TASK STATEMENT = Scan the data below for the string "this". Copy every line where it appears.

BEGIN RECORDS SHOWN

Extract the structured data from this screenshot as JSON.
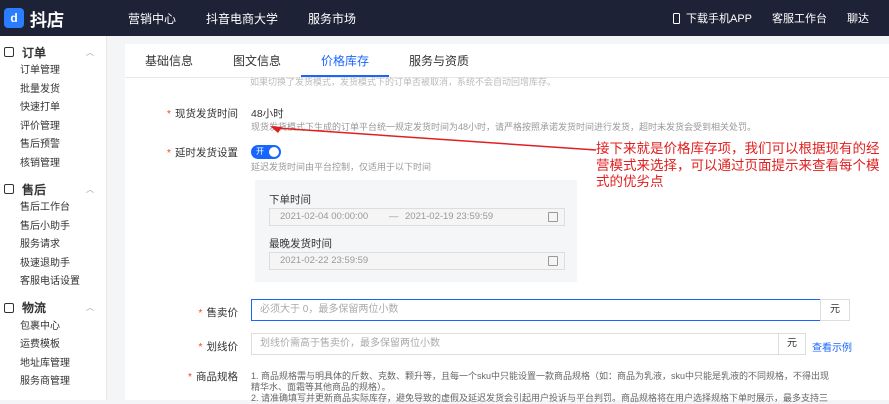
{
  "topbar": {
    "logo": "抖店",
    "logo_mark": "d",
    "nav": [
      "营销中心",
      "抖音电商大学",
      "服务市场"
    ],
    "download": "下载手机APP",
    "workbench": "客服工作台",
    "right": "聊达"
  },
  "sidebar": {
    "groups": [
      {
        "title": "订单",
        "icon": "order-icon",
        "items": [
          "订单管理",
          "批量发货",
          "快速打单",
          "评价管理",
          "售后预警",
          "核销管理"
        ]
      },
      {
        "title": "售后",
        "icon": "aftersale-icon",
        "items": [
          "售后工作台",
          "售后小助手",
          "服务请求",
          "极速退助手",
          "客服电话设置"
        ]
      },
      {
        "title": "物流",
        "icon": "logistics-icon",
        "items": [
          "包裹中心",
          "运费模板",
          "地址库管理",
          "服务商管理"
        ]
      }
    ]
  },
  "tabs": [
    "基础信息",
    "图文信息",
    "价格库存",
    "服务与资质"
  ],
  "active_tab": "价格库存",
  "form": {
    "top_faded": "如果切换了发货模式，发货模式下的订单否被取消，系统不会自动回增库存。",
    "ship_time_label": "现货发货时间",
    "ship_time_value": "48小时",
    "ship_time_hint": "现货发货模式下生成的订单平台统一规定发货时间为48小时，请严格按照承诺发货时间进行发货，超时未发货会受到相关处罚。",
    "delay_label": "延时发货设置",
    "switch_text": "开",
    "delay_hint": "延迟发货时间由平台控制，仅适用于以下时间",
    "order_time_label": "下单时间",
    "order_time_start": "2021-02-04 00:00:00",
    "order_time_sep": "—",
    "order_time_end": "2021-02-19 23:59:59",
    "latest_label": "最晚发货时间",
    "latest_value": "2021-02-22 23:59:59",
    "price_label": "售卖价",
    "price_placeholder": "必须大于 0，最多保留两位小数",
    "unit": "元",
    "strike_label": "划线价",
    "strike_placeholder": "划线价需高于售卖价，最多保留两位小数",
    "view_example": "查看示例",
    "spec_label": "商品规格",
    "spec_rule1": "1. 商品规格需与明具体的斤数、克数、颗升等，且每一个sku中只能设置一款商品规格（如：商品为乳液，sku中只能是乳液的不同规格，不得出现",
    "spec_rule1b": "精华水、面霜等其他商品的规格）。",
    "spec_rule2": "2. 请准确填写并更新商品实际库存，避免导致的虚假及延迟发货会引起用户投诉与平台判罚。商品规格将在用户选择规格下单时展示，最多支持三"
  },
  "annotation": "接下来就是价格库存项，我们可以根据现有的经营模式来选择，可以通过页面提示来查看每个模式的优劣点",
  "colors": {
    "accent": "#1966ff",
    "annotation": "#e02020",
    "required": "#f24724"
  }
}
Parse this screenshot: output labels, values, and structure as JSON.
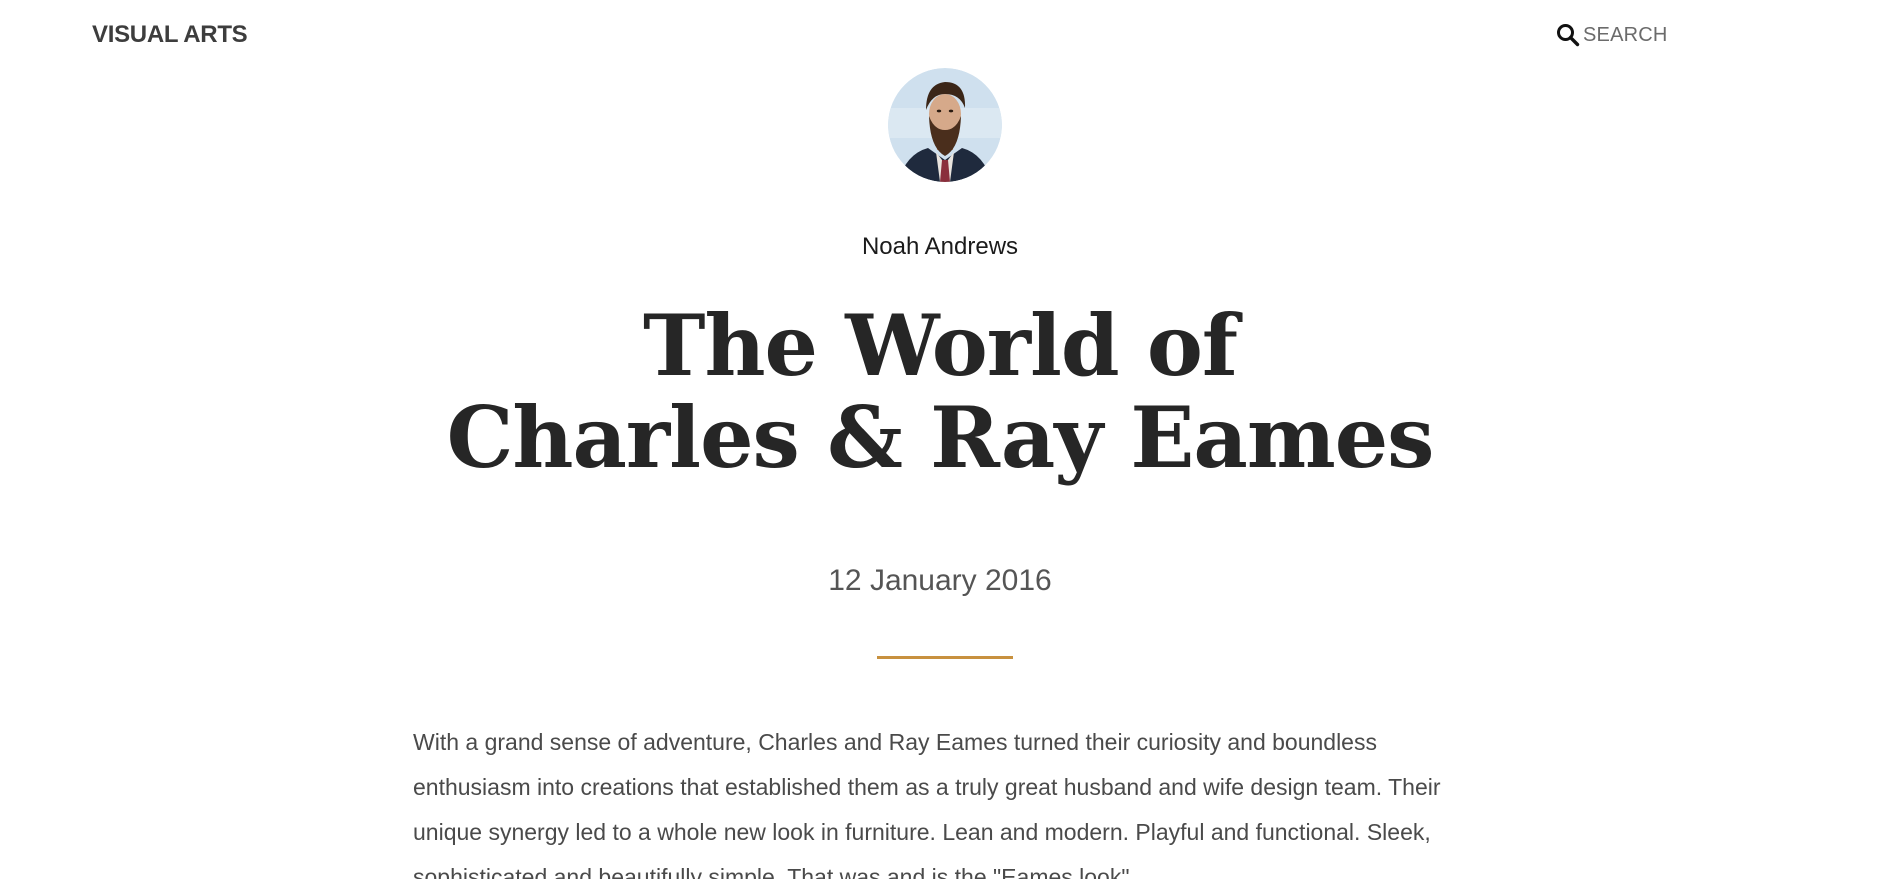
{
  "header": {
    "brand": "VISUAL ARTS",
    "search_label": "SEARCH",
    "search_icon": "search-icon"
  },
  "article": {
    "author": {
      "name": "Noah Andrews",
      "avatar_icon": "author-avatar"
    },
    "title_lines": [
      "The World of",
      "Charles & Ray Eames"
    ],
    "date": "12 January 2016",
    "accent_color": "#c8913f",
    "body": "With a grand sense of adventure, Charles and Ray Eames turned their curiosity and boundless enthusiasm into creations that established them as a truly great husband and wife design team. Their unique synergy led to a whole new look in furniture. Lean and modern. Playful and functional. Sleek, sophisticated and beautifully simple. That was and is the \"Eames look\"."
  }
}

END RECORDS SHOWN

TASK RESULT =
Extract the structured data from this screenshot as JSON.
Parse this screenshot: output labels, values, and structure as JSON.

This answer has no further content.